A stunning debut from a new Australian writer -- the story of a treasure hunt through a vast New York bookshop!
Sheridan Hay was born in Tasmania. She worked in bookstores and in publishing for many years, and holds an MFA in writing and literature from Bennington. She has published short stories and teaches writing in the graduate program at Parson's School of Design, at The New School. This is her first novel.
Hay's debut has all the elements of a literary thriller, but they don't quite come together. Ariving in New York from Tasmania with $300, her mother's ashes and a love of reading, 18-year-old Rosemary Savage finds work in the Arcade Bookshop, a huge, labyrinthine place that features everything from overstock to rare books. In its physicality, the store greatly resembles New York's Strand (where Hay worked), and its requisite assortment of intriguing bookish oddballs includes autocratic owner George Pike and his albino assistant, Walter Geist. Rosemary is suspicious and worried when Walter enlists Rosemary's help to respond to an anonymous request to sell a hand-written version of Herman Melville's lost Isle of the Cross (a novel that in fact existed but disappeared after Melville's publisher rejected it). She confides in Oscar (the attractive, emotionally unavailable nonfiction specialist), which only hastens the deal's momentum toward disaster. Hay does a good job with innocent, intelligent Rosemary's attempts to deal with sinister doings, and methodically imagines the evolution and content of Melville's novel (which features a woman abandoned much like Rosemary's mother). Hay also ably captures Rosemary's nostalgic memories of Tasmania. The three narratives-intrigue, Melville, Tasmania-prove so different, however, that recurring themes of loss and abandonment fail to tie them together. (Mar.) Copyright 2006 Reed Business Information.

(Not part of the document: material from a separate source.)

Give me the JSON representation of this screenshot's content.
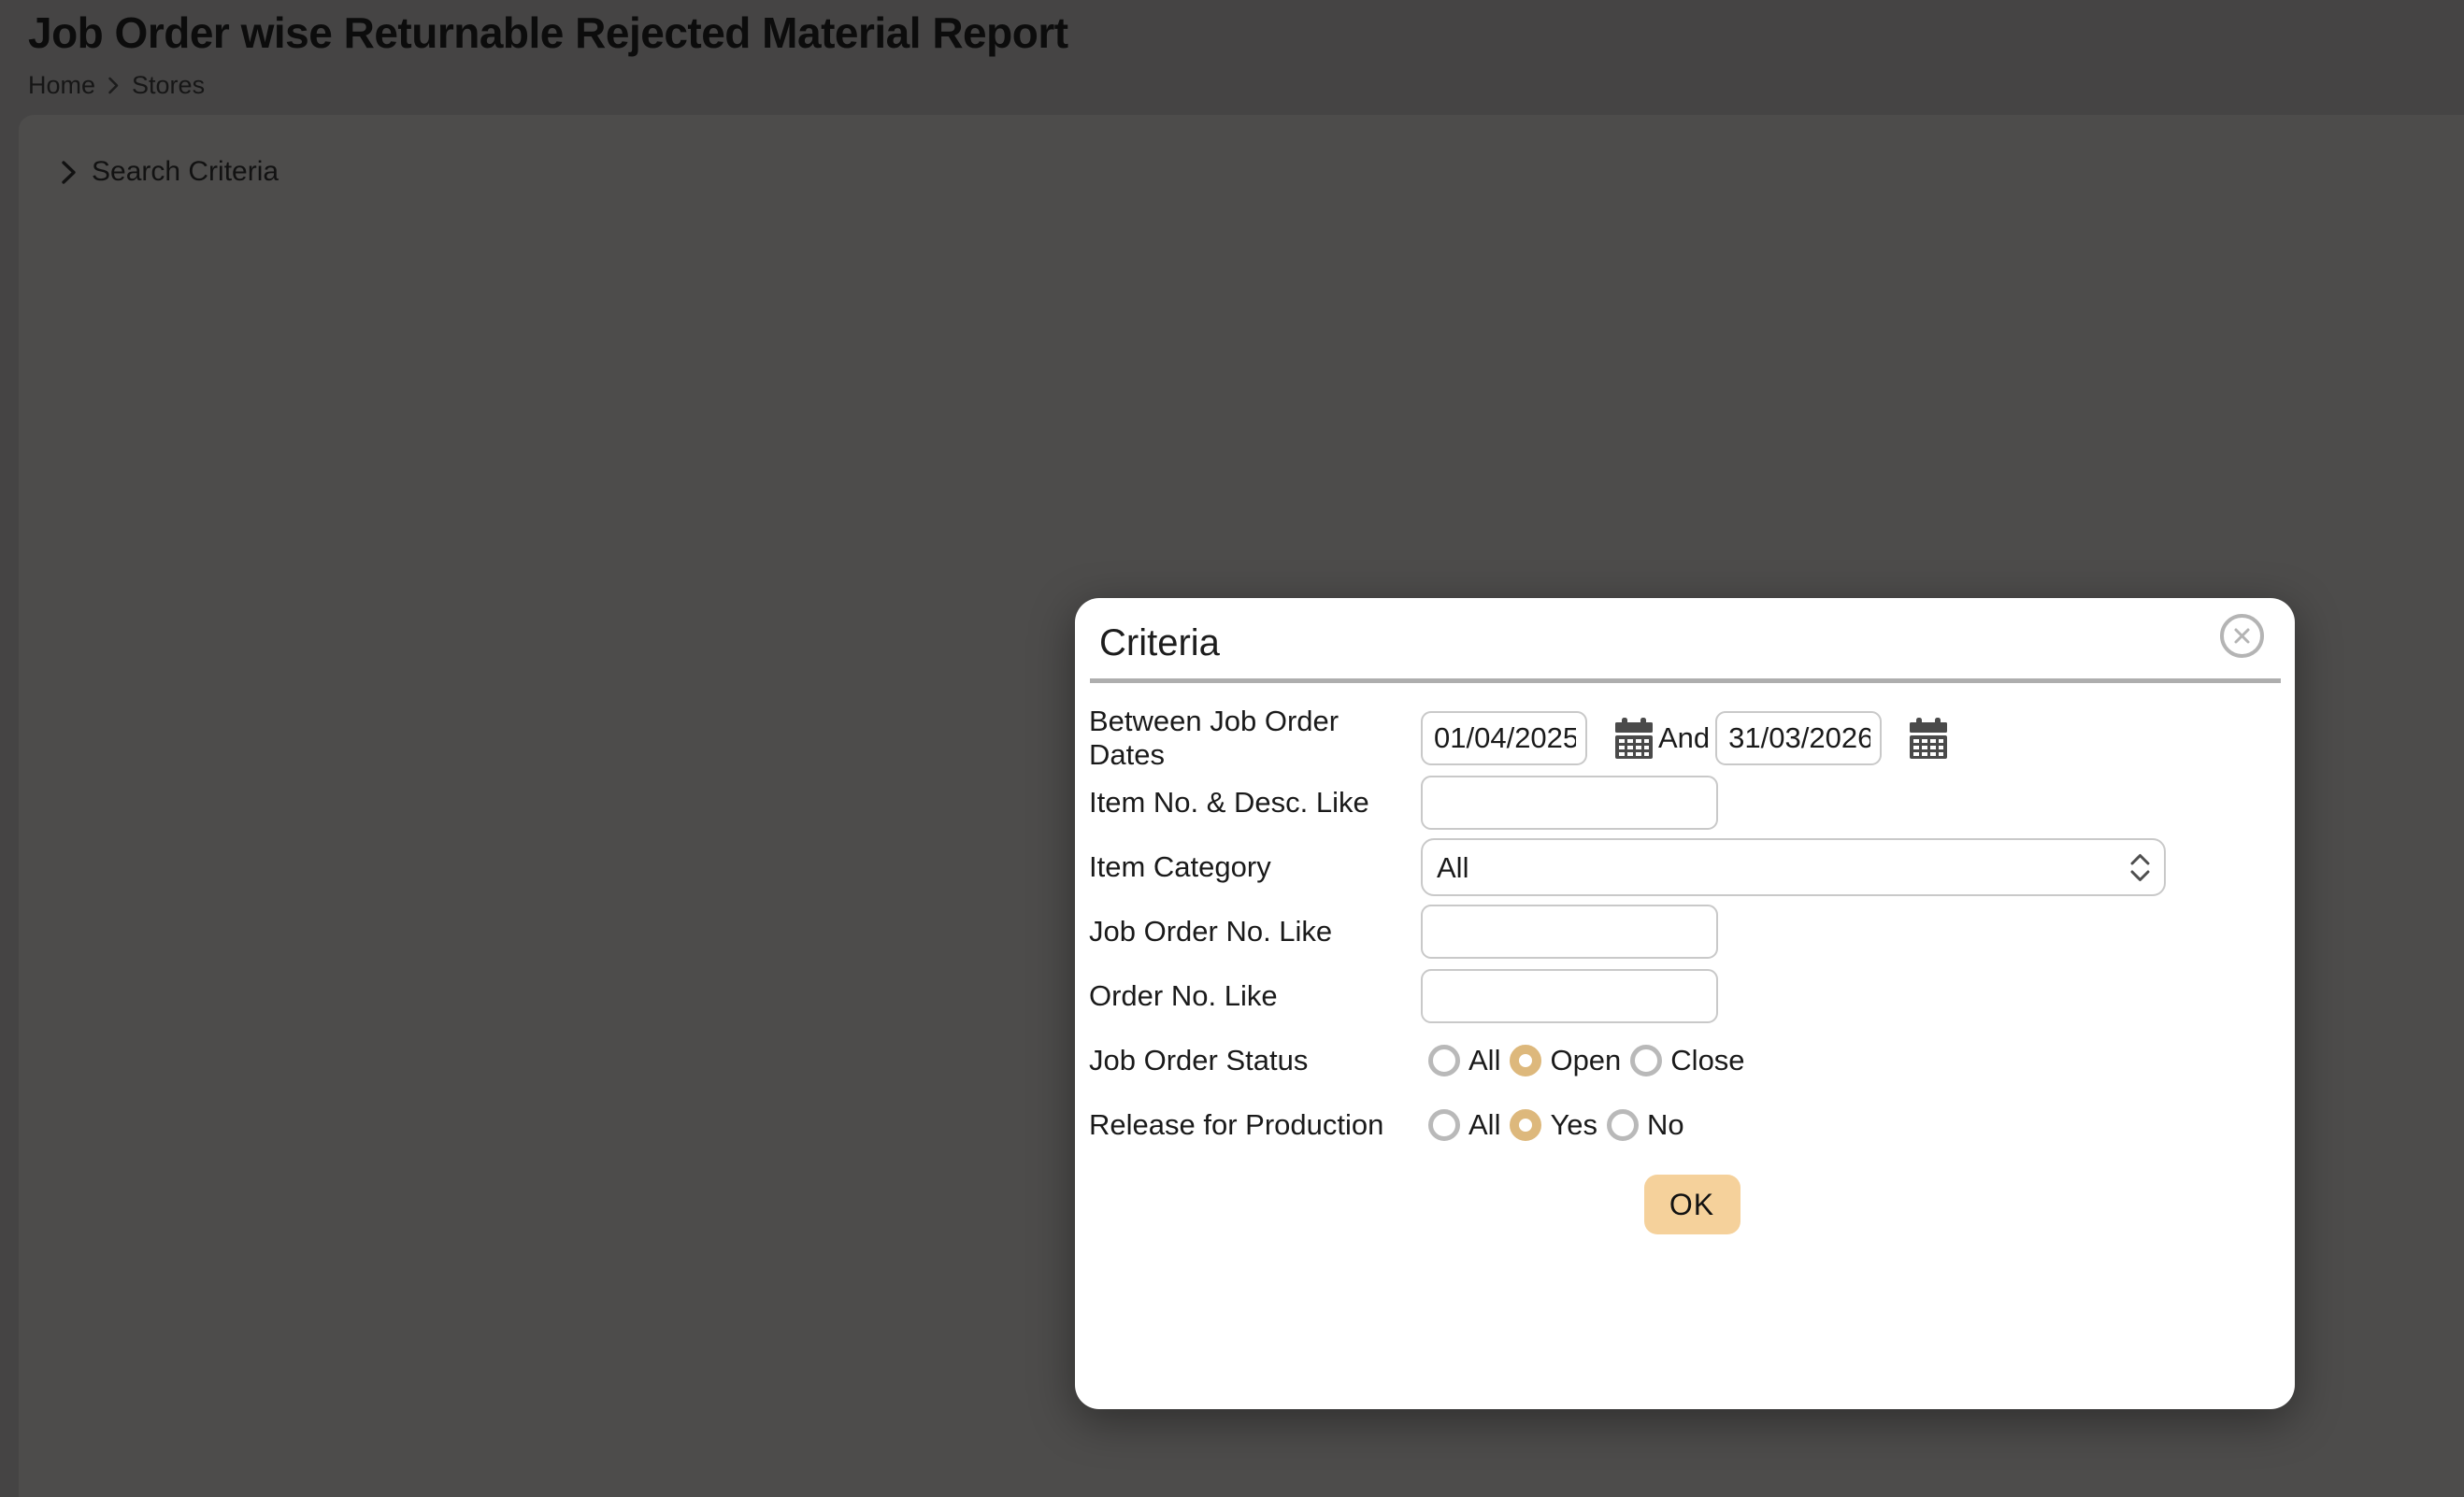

The staff may be a little nutty, but all's well at the New York City bookstore that employs fresh-from-Tasmania Rosemary until someone approaches the store with a long-lost manuscript by Herman Melville (it's really hinted at in his letters). With a national tour; reading group guide. Copyright 2006 Reed Business Information.